The Genl Court are sitting and examining into the Causes of the Complaints of the People but I think They will have their Hands full and after they have done they will not be satisfied I am sure.3 They ought not to be gratified but I suppose as they cry for nothing like froward Children they will be visited with a Rod. Blessed with a Constitution faulty only as it is too good they must expect no other th[a]n a m[or]e rig[orous?] Government in exchange for that [whi]ch they now dont know the Value of. I hope you will not in fu• { 384 } ture be mislead by my Accounts from this Quarter. I am Sensible the Politics of the Country have got beyond my Reach. It is more easy for me to inform you of the little Events which occur in the domistic Circle. Mr Sullivan of Boston you have undoubtdly heard lost his Wife last Winter. He is now about to be married to Mrs Simpson of Portsmouth who made herself famous when the Wife of Mr Barrell of that Place in sueing for a Divorce which she obtained appearing h[erse]lf in open Court for that Purpose. She has 4 Children [and Mr] Sullivan seven a patriarchal number. Courage on both Sides, but She has a Fortune and it is said is accomplished.4 Mrs Hayleys marriage is an old affair and Mr Jeffries keeps the Keys now of Course being head of the Family.5 Mr Thos Russell is like soon to have his Family increased,6 but as I think I must have exhausted your Patience I will now tire it no longer but do myself the Honor to subscribe with Sentiments of great Respect to Mr Adams and yourself your most Humle Ser

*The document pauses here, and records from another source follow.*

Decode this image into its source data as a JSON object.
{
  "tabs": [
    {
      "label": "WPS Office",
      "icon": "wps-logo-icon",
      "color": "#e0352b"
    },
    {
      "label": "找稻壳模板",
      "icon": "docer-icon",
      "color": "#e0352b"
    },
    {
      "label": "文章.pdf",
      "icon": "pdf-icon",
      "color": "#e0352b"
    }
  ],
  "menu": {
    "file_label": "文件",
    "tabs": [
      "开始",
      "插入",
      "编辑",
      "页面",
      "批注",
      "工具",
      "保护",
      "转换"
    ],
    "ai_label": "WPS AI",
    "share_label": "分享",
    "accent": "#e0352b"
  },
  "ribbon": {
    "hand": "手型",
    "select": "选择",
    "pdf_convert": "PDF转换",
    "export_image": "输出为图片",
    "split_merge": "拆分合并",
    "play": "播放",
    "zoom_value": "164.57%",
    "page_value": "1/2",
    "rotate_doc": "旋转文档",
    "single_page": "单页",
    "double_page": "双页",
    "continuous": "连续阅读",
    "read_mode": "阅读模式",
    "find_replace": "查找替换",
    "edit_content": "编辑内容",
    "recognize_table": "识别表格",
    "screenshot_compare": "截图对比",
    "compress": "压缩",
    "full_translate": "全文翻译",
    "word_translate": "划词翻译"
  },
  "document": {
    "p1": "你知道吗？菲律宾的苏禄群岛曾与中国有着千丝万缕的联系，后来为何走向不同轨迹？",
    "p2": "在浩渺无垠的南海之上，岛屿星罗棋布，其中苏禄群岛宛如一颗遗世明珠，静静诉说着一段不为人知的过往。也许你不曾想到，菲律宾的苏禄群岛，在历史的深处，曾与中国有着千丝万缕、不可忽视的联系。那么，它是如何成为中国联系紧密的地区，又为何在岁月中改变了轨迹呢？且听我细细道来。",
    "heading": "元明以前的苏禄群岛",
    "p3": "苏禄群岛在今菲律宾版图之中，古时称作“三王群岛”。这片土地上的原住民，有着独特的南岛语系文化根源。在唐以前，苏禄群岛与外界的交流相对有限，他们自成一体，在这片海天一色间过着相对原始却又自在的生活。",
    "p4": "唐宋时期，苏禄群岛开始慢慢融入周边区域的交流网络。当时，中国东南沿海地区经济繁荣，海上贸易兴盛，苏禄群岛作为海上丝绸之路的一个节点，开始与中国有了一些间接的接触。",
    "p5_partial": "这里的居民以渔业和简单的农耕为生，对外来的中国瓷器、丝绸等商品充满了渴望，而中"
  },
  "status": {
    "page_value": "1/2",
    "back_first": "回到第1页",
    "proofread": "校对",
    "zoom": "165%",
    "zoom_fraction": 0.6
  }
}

[signed] Thomas Welsh
RC (Adams Papers); addressed: “His Excellency John Adams Esqr: Grovesnor Square London”; notation: “Ship letter”; stamped: “12 New Rumney”; endorsed: “dr Welch ocbr 27. 1786.” Some loss of text where the seal was removed and at a torn margin.
1. The 22 July letter is printed above from an incomplete Dft . It does not contain the directives to which Welsh refers.

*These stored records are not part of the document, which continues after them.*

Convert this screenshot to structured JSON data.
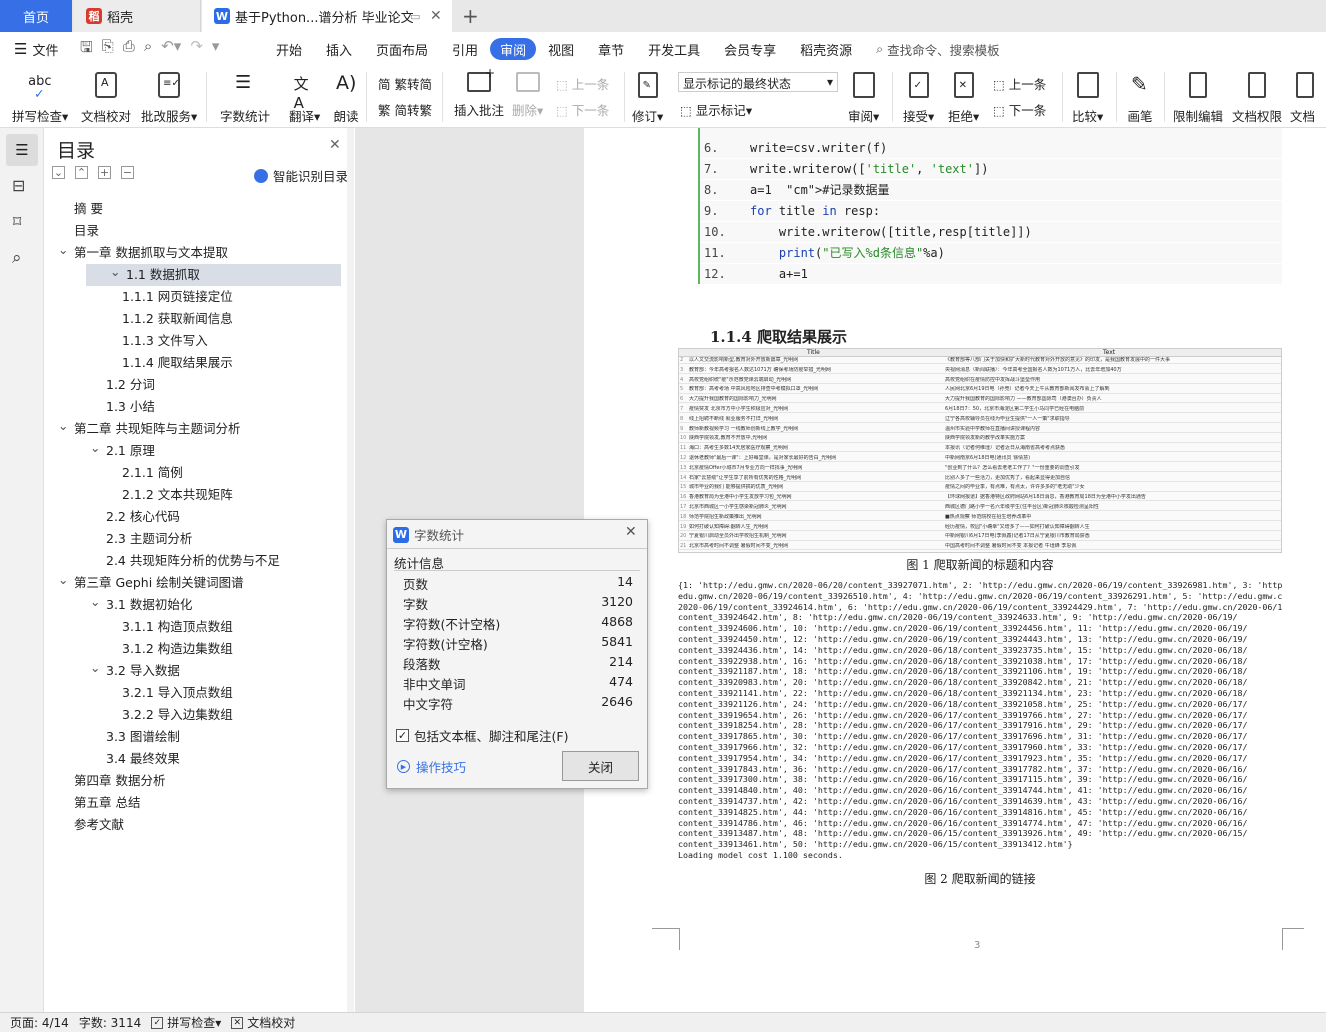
{
  "tabs": {
    "home": "首页",
    "wps": "稻壳",
    "doc": "基于Python...谱分析 毕业论文"
  },
  "menu": {
    "file": "文件",
    "items": [
      "开始",
      "插入",
      "页面布局",
      "引用",
      "审阅",
      "视图",
      "章节",
      "开发工具",
      "会员专享",
      "稻壳资源"
    ],
    "active_index": 4,
    "search": "查找命令、搜索模板"
  },
  "ribbon": {
    "spell": "拼写检查",
    "proof": "文档校对",
    "batch": "批改服务",
    "wordcount": "字数统计",
    "translate": "翻译",
    "read": "朗读",
    "trad": "繁转简",
    "simp": "简转繁",
    "insert_comment": "插入批注",
    "delete": "删除",
    "prev_comment": "上一条",
    "next_comment": "下一条",
    "revise": "修订",
    "markup_state": "显示标记的最终状态",
    "show_markup": "显示标记",
    "review": "审阅",
    "accept": "接受",
    "reject": "拒绝",
    "prev": "上一条",
    "next": "下一条",
    "compare": "比较",
    "pen": "画笔",
    "restrict": "限制编辑",
    "doc_perm": "文档权限",
    "doc_cert": "文档认"
  },
  "toc": {
    "title": "目录",
    "smart": "智能识别目录",
    "items": [
      {
        "text": "摘  要",
        "level": 0
      },
      {
        "text": "目录",
        "level": 0
      },
      {
        "text": "第一章  数据抓取与文本提取",
        "level": 0,
        "caret": true
      },
      {
        "text": "1.1 数据抓取",
        "level": 1,
        "caret": true,
        "selected": true
      },
      {
        "text": "1.1.1 网页链接定位",
        "level": 2
      },
      {
        "text": "1.1.2  获取新闻信息",
        "level": 2
      },
      {
        "text": "1.1.3  文件写入",
        "level": 2
      },
      {
        "text": "1.1.4  爬取结果展示",
        "level": 2
      },
      {
        "text": "1.2  分词",
        "level": 1
      },
      {
        "text": "1.3  小结",
        "level": 1
      },
      {
        "text": "第二章  共现矩阵与主题词分析",
        "level": 0,
        "caret": true
      },
      {
        "text": "2.1  原理",
        "level": 1,
        "caret": true
      },
      {
        "text": "2.1.1  简例",
        "level": 2
      },
      {
        "text": "2.1.2  文本共现矩阵",
        "level": 2
      },
      {
        "text": "2.2  核心代码",
        "level": 1
      },
      {
        "text": "2.3  主题词分析",
        "level": 1
      },
      {
        "text": "2.4  共现矩阵分析的优势与不足",
        "level": 1
      },
      {
        "text": "第三章  Gephi 绘制关键词图谱",
        "level": 0,
        "caret": true
      },
      {
        "text": "3.1  数据初始化",
        "level": 1,
        "caret": true
      },
      {
        "text": "3.1.1  构造顶点数组",
        "level": 2
      },
      {
        "text": "3.1.2  构造边集数组",
        "level": 2
      },
      {
        "text": "3.2  导入数据",
        "level": 1,
        "caret": true
      },
      {
        "text": "3.2.1  导入顶点数组",
        "level": 2
      },
      {
        "text": "3.2.2  导入边集数组",
        "level": 2
      },
      {
        "text": "3.3  图谱绘制",
        "level": 1
      },
      {
        "text": "3.4  最终效果",
        "level": 1
      },
      {
        "text": "第四章  数据分析",
        "level": 0
      },
      {
        "text": "第五章  总结",
        "level": 0
      },
      {
        "text": "参考文献",
        "level": 0
      }
    ]
  },
  "code": [
    {
      "n": "6.",
      "t": "write=csv.writer(f)"
    },
    {
      "n": "7.",
      "t": "write.writerow(['title', 'text'])"
    },
    {
      "n": "8.",
      "t": "a=1  #记录数据量"
    },
    {
      "n": "9.",
      "t": "for title in resp:"
    },
    {
      "n": "10.",
      "t": "    write.writerow([title,resp[title]])"
    },
    {
      "n": "11.",
      "t": "    print(\"已写入%d条信息\"%a)"
    },
    {
      "n": "12.",
      "t": "    a+=1"
    }
  ],
  "doc": {
    "heading": "1.1.4  爬取结果展示",
    "fig1_caption": "图 1  爬取新闻的标题和内容",
    "fig1_col_title": "Title",
    "fig1_col_text": "Text",
    "fig1_rows": [
      [
        "以人文交流影响新型,教育对外开放新篇章_光明网",
        "《教育部等八部门关于加快和扩大新时代教育对外开放的意见》的印发，是我国教育发展中的一件大事"
      ],
      [
        "教育部：今年高考报名人数达1071万 确保考场防疫举措_光明网",
        "央视网消息（新闻联播）：今年高考全国报名人数为1071万人，比去年增加40万"
      ],
      [
        "高校党组织统\"疫\"示范微党课云端启动_光明网",
        "高校党组织在疫情防控中发挥战斗堡垒作用"
      ],
      [
        "教育部：高考考场 中高风险地区排查中考模拟口罩_光明网",
        "人民网北京6月19日电（孙竞）记者今天上午从教育部新闻发布会上了解到"
      ],
      [
        "大力提升我国教育的国际影响力_光明网",
        "大力提升我国教育的国际影响力 ——教育部国际司（港澳台办）负责人"
      ],
      [
        "疫情突发 北京市方中小学生积极应对_光明网",
        "6月18日7：50，北京市海淀区第二学生小马同学已经在电脑前"
      ],
      [
        "线上招聘不断线 就业服务不打烊_光明网",
        "辽宁各高校辅导员在线为毕业生提供\"一人一策\"求职指导"
      ],
      [
        "教师新教视频学习 一线教师创新线上教学_光明网",
        "温州市实验中学教师在直播间讲授课程内容"
      ],
      [
        "陕西学院领发,教育不开放中,光明网",
        "陕西学院领发新的教学改革实施方案"
      ],
      [
        "海口：高考生多数14天居家医疗观察_光明网",
        "本报讯（记者何维瑾）记者近日从海南省高考考点获悉"
      ],
      [
        "退休老教师\"最后一课\"：上好每堂课，是对家长最好的告白_光明网",
        "中新网南京6月18日电(通讯员 徐倩慧)"
      ],
      [
        "北京疫情Offer小城市7月专业方向一样找事_光明网",
        "\"创业到了什么？怎么看去老老工作了？\"一份重要的调查引发"
      ],
      [
        "石家\"云慧级\"让学生享了前所有优秀的性格_光明网",
        "比别人多了一些活力，更加优秀了，看起来显得更加自信"
      ],
      [
        "城市毕业的我们 能够提供搞的优质_光明网",
        "疫情之间的毕业季，有点难，有点太，许许多多的\"老无助\"少女"
      ],
      [
        "香港教育局为全港中小学生发放学习包_光明网",
        "【环球网报道】据香港特区政府网站6月18日消息，香港教育局18日为全港中小学发出通告"
      ],
      [
        "北京市西城区一小学生感染新冠肺炎_光明网",
        "西城区德门路小学一名六年级学生(住丰台区)新冠肺炎核酸检测呈阳性"
      ],
      [
        "师范学院招生新政策推出_光明网",
        "■热点观察 师范院校在招生培养改革中"
      ],
      [
        "如何打破认知障碍:翻转人生_光明网",
        "经历疫情，校园\"小确幸\"又增多了——如何打破认知障碍翻转人生"
      ],
      [
        "宁夏银川启动全员外出学校招生机制_光明网",
        "中新网银川6月17日电(李佩鑫)记者17日从宁夏银川市教育局获悉"
      ],
      [
        "北京市高考时间不调整 暑假时间不变_光明网",
        "中国高考时间不调整 暑假时间不变 本报记者 牛瑾蜂 李思佩"
      ]
    ],
    "fig2_caption": "图 2  爬取新闻的链接",
    "fig2_lines": [
      "{1: 'http://edu.gmw.cn/2020-06/20/content_33927071.htm', 2: 'http://edu.gmw.cn/2020-06/19/content_33926981.htm', 3: 'http://",
      "edu.gmw.cn/2020-06/19/content_33926510.htm', 4: 'http://edu.gmw.cn/2020-06/19/content_33926291.htm', 5: 'http://edu.gmw.cn/",
      "2020-06/19/content_33924614.htm', 6: 'http://edu.gmw.cn/2020-06/19/content_33924429.htm', 7: 'http://edu.gmw.cn/2020-06/19/",
      "content_33924642.htm', 8: 'http://edu.gmw.cn/2020-06/19/content_33924633.htm', 9: 'http://edu.gmw.cn/2020-06/19/",
      "content_33924606.htm', 10: 'http://edu.gmw.cn/2020-06/19/content_33924456.htm', 11: 'http://edu.gmw.cn/2020-06/19/",
      "content_33924450.htm', 12: 'http://edu.gmw.cn/2020-06/19/content_33924443.htm', 13: 'http://edu.gmw.cn/2020-06/19/",
      "content_33924436.htm', 14: 'http://edu.gmw.cn/2020-06/18/content_33923735.htm', 15: 'http://edu.gmw.cn/2020-06/18/",
      "content_33922938.htm', 16: 'http://edu.gmw.cn/2020-06/18/content_33921038.htm', 17: 'http://edu.gmw.cn/2020-06/18/",
      "content_33921187.htm', 18: 'http://edu.gmw.cn/2020-06/18/content_33921106.htm', 19: 'http://edu.gmw.cn/2020-06/18/",
      "content_33920983.htm', 20: 'http://edu.gmw.cn/2020-06/18/content_33920842.htm', 21: 'http://edu.gmw.cn/2020-06/18/",
      "content_33921141.htm', 22: 'http://edu.gmw.cn/2020-06/18/content_33921134.htm', 23: 'http://edu.gmw.cn/2020-06/18/",
      "content_33921126.htm', 24: 'http://edu.gmw.cn/2020-06/18/content_33921058.htm', 25: 'http://edu.gmw.cn/2020-06/17/",
      "content_33919654.htm', 26: 'http://edu.gmw.cn/2020-06/17/content_33919766.htm', 27: 'http://edu.gmw.cn/2020-06/17/",
      "content_33918254.htm', 28: 'http://edu.gmw.cn/2020-06/17/content_33917916.htm', 29: 'http://edu.gmw.cn/2020-06/17/",
      "content_33917865.htm', 30: 'http://edu.gmw.cn/2020-06/17/content_33917696.htm', 31: 'http://edu.gmw.cn/2020-06/17/",
      "content_33917966.htm', 32: 'http://edu.gmw.cn/2020-06/17/content_33917960.htm', 33: 'http://edu.gmw.cn/2020-06/17/",
      "content_33917954.htm', 34: 'http://edu.gmw.cn/2020-06/17/content_33917923.htm', 35: 'http://edu.gmw.cn/2020-06/17/",
      "content_33917843.htm', 36: 'http://edu.gmw.cn/2020-06/17/content_33917782.htm', 37: 'http://edu.gmw.cn/2020-06/16/",
      "content_33917300.htm', 38: 'http://edu.gmw.cn/2020-06/16/content_33917115.htm', 39: 'http://edu.gmw.cn/2020-06/16/",
      "content_33914840.htm', 40: 'http://edu.gmw.cn/2020-06/16/content_33914744.htm', 41: 'http://edu.gmw.cn/2020-06/16/",
      "content_33914737.htm', 42: 'http://edu.gmw.cn/2020-06/16/content_33914639.htm', 43: 'http://edu.gmw.cn/2020-06/16/",
      "content_33914825.htm', 44: 'http://edu.gmw.cn/2020-06/16/content_33914816.htm', 45: 'http://edu.gmw.cn/2020-06/16/",
      "content_33914786.htm', 46: 'http://edu.gmw.cn/2020-06/16/content_33914774.htm', 47: 'http://edu.gmw.cn/2020-06/16/",
      "content_33913487.htm', 48: 'http://edu.gmw.cn/2020-06/15/content_33913926.htm', 49: 'http://edu.gmw.cn/2020-06/15/",
      "content_33913461.htm', 50: 'http://edu.gmw.cn/2020-06/15/content_33913412.htm'}",
      "Loading model cost 1.100 seconds."
    ],
    "page_number": "3"
  },
  "dialog": {
    "title": "字数统计",
    "section": "统计信息",
    "rows": [
      {
        "label": "页数",
        "value": "14"
      },
      {
        "label": "字数",
        "value": "3120"
      },
      {
        "label": "字符数(不计空格)",
        "value": "4868"
      },
      {
        "label": "字符数(计空格)",
        "value": "5841"
      },
      {
        "label": "段落数",
        "value": "214"
      },
      {
        "label": "非中文单词",
        "value": "474"
      },
      {
        "label": "中文字符",
        "value": "2646"
      }
    ],
    "checkbox": "包括文本框、脚注和尾注(F)",
    "tips": "操作技巧",
    "close": "关闭"
  },
  "status": {
    "page": "页面: 4/14",
    "words": "字数: 3114",
    "spell": "拼写检查",
    "proof": "文档校对"
  },
  "colors": {
    "accent": "#3770e6",
    "tab_bg": "#e8e8e8"
  }
}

2. At this point Welsh struck out an entire line so thoroughly that it is illegible.
3. The General Court sat from 27 Sept. to 18 Nov. (Mass., Acts and Laws , Resolves of 1786, Sept. sess., p. 347, 422).
4. James Sullivan's first wife, Mehitable Odiorne, died 26 January. On 31 Dec., Sullivan married Martha Langdon of Portsmouth, N.H., a sister of New Hampshire's recent governor, John Langdon. Her first marriage, to William Barrell in 1765, had ended after just three months when she petitioned the New Hampshire legislature for divorce on the grounds that Barrell was “utterly incapable to satisfy the most virtuous and modest Feminine Inclination and is Impotent to render that due Benevolence which every married woman is warranted.” She later married Thomas Simpson, who died at sea in 1784 ( DAB [Sullivan and Langdon]; Lawrence Shaw Mayo, John Langdon of New Hampshire, Concord, N.H., 1937, p. 23–24; Documents and Records Relating to the Province of New-Hampshire, from 1765 to 1776, ed. Nathaniel Bouton, 7 vols., Nashua, N.H., 1875, 7:93, 97–98; Joseph Foster, The Soldiers' Memorial. Portsmouth, N.H. 1893–1923, Portsmouth, N.H., 1923, p. 46).
5. Mary Hayley married Patrick Jeffery Esq. in Boston on 13 Feb. (Boston, 30th Report, p. 413).
6. Sarah Sever and Thomas Russell had a daughter, Sarah, on 1 Dec. (“An Account of the Russell Family of Charlestown,” 1905, p. 26–27, MHi: Sullivan-Russell Papers).